• **Data items**:
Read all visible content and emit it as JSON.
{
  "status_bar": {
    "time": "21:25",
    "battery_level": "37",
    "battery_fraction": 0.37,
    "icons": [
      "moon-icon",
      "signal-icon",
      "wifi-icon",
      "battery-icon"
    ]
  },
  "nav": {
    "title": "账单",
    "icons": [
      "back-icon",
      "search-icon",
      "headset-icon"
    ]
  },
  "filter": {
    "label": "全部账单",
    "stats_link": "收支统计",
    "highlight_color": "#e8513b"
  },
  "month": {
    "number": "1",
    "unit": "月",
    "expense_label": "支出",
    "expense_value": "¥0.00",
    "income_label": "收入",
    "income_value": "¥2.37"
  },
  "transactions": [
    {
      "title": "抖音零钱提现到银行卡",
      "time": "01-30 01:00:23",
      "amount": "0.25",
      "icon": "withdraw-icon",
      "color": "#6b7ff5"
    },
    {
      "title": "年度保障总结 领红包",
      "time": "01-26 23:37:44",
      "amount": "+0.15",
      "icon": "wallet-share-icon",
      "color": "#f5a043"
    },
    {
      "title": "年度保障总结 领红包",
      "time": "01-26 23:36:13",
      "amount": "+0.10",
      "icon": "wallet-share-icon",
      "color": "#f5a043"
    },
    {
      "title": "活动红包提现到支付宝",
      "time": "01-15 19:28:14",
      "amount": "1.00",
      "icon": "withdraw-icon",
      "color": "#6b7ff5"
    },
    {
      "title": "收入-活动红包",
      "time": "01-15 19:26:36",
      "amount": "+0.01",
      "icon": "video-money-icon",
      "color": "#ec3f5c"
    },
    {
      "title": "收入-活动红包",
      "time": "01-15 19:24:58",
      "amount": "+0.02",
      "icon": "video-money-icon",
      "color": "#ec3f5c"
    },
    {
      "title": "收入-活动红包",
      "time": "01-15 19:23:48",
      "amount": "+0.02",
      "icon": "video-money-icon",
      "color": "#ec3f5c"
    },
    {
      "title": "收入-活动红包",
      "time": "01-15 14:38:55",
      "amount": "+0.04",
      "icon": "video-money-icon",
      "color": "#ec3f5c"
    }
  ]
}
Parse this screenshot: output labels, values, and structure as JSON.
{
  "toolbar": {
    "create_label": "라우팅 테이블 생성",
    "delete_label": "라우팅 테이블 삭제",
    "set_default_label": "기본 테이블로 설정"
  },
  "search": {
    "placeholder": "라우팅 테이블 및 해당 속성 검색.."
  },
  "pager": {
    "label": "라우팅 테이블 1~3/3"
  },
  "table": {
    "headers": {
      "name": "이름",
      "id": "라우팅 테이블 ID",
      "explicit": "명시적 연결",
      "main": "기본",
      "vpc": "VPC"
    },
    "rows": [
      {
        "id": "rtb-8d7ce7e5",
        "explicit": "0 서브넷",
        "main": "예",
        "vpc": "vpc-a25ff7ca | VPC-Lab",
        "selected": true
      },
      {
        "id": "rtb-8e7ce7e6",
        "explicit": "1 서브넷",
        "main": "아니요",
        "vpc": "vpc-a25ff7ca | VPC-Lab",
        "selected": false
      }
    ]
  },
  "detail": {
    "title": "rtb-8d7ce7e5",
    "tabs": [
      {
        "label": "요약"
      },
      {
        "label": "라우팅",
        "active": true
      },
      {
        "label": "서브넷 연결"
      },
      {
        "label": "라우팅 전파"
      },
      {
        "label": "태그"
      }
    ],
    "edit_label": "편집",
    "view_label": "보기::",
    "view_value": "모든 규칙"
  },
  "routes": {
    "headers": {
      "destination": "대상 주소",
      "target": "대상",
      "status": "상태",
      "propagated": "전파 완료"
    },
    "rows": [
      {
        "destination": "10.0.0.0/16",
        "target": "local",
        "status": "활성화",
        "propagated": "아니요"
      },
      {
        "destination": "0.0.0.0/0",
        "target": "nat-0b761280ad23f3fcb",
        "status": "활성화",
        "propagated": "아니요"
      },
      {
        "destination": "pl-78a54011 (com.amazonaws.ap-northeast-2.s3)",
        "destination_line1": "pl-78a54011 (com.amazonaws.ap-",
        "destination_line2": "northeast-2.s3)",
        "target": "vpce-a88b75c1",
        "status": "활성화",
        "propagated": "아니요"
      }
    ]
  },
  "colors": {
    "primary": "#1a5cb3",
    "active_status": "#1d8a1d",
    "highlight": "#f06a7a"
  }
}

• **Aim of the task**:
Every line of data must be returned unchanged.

• **Output for this exercise**:
Read all visible content and emit it as JSON.
{
  "status_bar": {
    "time": "21:25",
    "battery_level": "37",
    "battery_fraction": 0.37,
    "icons": [
      "moon-icon",
      "signal-icon",
      "wifi-icon",
      "battery-icon"
    ]
  },
  "nav": {
    "title": "账单",
    "icons": [
      "back-icon",
      "search-icon",
      "headset-icon"
    ]
  },
  "filter": {
    "label": "全部账单",
    "stats_link": "收支统计",
    "highlight_color": "#e8513b"
  },
  "month": {
    "number": "1",
    "unit": "月",
    "expense_label": "支出",
    "expense_value": "¥0.00",
    "income_label": "收入",
    "income_value": "¥2.37"
  },
  "transactions": [
    {
      "title": "抖音零钱提现到银行卡",
      "time": "01-30 01:00:23",
      "amount": "0.25",
      "icon": "withdraw-icon",
      "color": "#6b7ff5"
    },
    {
      "title": "年度保障总结 领红包",
      "time": "01-26 23:37:44",
      "amount": "+0.15",
      "icon": "wallet-share-icon",
      "color": "#f5a043"
    },
    {
      "title": "年度保障总结 领红包",
      "time": "01-26 23:36:13",
      "amount": "+0.10",
      "icon": "wallet-share-icon",
      "color": "#f5a043"
    },
    {
      "title": "活动红包提现到支付宝",
      "time": "01-15 19:28:14",
      "amount": "1.00",
      "icon": "withdraw-icon",
      "color": "#6b7ff5"
    },
    {
      "title": "收入-活动红包",
      "time": "01-15 19:26:36",
      "amount": "+0.01",
      "icon": "video-money-icon",
      "color": "#ec3f5c"
    },
    {
      "title": "收入-活动红包",
      "time": "01-15 19:24:58",
      "amount": "+0.02",
      "icon": "video-money-icon",
      "color": "#ec3f5c"
    },
    {
      "title": "收入-活动红包",
      "time": "01-15 19:23:48",
      "amount": "+0.02",
      "icon": "video-money-icon",
      "color": "#ec3f5c"
    },
    {
      "title": "收入-活动红包",
      "time": "01-15 14:38:55",
      "amount": "+0.04",
      "icon": "video-money-icon",
      "color": "#ec3f5c"
    }
  ]
}
Parse this screenshot: output labels, values, and structure as JSON.
{
  "toolbar": {
    "create_label": "라우팅 테이블 생성",
    "delete_label": "라우팅 테이블 삭제",
    "set_default_label": "기본 테이블로 설정"
  },
  "search": {
    "placeholder": "라우팅 테이블 및 해당 속성 검색.."
  },
  "pager": {
    "label": "라우팅 테이블 1~3/3"
  },
  "table": {
    "headers": {
      "name": "이름",
      "id": "라우팅 테이블 ID",
      "explicit": "명시적 연결",
      "main": "기본",
      "vpc": "VPC"
    },
    "rows": [
      {
        "id": "rtb-8d7ce7e5",
        "explicit": "0 서브넷",
        "main": "예",
        "vpc": "vpc-a25ff7ca | VPC-Lab",
        "selected": true
      },
      {
        "id": "rtb-8e7ce7e6",
        "explicit": "1 서브넷",
        "main": "아니요",
        "vpc": "vpc-a25ff7ca | VPC-Lab",
        "selected": false
      }
    ]
  },
  "detail": {
    "title": "rtb-8d7ce7e5",
    "tabs": [
      {
        "label": "요약"
      },
      {
        "label": "라우팅",
        "active": true
      },
      {
        "label": "서브넷 연결"
      },
      {
        "label": "라우팅 전파"
      },
      {
        "label": "태그"
      }
    ],
    "edit_label": "편집",
    "view_label": "보기::",
    "view_value": "모든 규칙"
  },
  "routes": {
    "headers": {
      "destination": "대상 주소",
      "target": "대상",
      "status": "상태",
      "propagated": "전파 완료"
    },
    "rows": [
      {
        "destination": "10.0.0.0/16",
        "target": "local",
        "status": "활성화",
        "propagated": "아니요"
      },
      {
        "destination": "0.0.0.0/0",
        "target": "nat-0b761280ad23f3fcb",
        "status": "활성화",
        "propagated": "아니요"
      },
      {
        "destination": "pl-78a54011 (com.amazonaws.ap-northeast-2.s3)",
        "destination_line1": "pl-78a54011 (com.amazonaws.ap-",
        "destination_line2": "northeast-2.s3)",
        "target": "vpce-a88b75c1",
        "status": "활성화",
        "propagated": "아니요"
      }
    ]
  },
  "colors": {
    "primary": "#1a5cb3",
    "active_status": "#1d8a1d",
    "highlight": "#f06a7a"
  }
}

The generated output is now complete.